Ohio residents who have a loved one in a nursing home should know that elder abuse and neglect are always possible no matter how highly rated a facility is. Not only that, but the reports of such abuse and neglect often go for months without a formal investigation.
When people in Ohio find themselves unable to care for their elderly loved ones, they may turn to a nursing home or other care facility for assistance. The costs associated with elder care can be substantial, but paying high fees does not always protect elder residents from neglect and abuse. One Florida case that emerged amid the devastation of Hurricane Irma drew attention to the mistreatment of older people held in nursing homes. In 2017, 12 patients at one home died in the heat after the hurricane disabled the air conditioning at the home. Now, four people are facing charges of aggravated manslaughter in the case.

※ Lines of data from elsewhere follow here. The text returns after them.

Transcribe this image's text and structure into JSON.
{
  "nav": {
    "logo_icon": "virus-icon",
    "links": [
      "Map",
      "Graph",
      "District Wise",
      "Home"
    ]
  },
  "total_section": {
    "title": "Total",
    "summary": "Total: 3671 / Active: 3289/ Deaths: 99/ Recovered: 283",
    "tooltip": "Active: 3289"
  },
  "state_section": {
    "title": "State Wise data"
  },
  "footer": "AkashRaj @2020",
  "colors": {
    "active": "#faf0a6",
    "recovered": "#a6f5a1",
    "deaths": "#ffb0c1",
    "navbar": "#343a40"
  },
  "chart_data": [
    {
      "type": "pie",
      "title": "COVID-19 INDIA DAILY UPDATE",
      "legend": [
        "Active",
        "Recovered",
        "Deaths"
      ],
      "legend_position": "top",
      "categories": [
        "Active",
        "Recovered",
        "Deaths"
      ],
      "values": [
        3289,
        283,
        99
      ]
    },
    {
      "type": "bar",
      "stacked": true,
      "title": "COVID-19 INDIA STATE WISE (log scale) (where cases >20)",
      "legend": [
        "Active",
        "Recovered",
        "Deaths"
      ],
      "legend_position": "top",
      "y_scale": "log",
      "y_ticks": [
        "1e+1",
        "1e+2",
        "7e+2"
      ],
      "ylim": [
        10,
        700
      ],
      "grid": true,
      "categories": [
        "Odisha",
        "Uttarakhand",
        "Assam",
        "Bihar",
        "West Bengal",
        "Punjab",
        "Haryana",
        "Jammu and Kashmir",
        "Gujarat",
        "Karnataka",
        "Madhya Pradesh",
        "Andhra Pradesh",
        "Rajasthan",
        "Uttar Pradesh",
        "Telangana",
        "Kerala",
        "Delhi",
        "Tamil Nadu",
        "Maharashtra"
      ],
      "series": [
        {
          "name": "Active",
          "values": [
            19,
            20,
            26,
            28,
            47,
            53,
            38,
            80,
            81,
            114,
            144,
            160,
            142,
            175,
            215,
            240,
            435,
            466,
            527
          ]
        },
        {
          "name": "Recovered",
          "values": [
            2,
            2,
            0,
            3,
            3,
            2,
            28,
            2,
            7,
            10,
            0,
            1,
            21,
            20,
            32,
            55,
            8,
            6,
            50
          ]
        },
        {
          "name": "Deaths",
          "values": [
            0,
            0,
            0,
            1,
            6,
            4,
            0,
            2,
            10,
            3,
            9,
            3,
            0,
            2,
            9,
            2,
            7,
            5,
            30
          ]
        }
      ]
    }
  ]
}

Nursing homes often try to cut as many costs as they can -- often at the expense of the patients they're supposed to protecting.
Nursing homes in Ohio and throughout the nation are designed to provide care to those who can't care for themselves. However, reports indicate that some facilities are putting their residents' lives in danger by offering substandard care. In many cases, state and federal government agencies don't have the resources to go after these facilities and hold them accountable for their actions.
"Assisted living" is supposed to be a better alternative than a regular nursing home for senior citizens who cannot live alone. However, an analysis by the Plain Dealer determined that regulations in Ohio that govern assisted living facility seem to be poorly designed, outdated and not up to the task of keeping residents safe.
Two new studies show that nursing home abuse is being underreported in Ohio and the rest of the U.S. Both have been published by the Office of Inspector General of the U.S. Department of Health and Human Services. The trend here should be of concern to everyone because when abuse is not reported, it cannot be investigated and tracked.
Drug theft in nursing homes is a big problem -- although nobody knows exactly how big. After all, nursing homes aren't exactly eager to advertise the fact that nurses and aides are able to divert drugs away from their patients so easily.
An incoming government administration may not only create new regulations; it may enforce existing regulations in a different way. Both methods of change can have a substantial impact for the entities regulated as well as the people the law is intended to protect. Some nursing homes in Ohio may be noticing a change in government policy by the Trump administration.
A male resident of an Ohio nursing home in Oakwood Village died after accidentally setting himself on fire while smoking.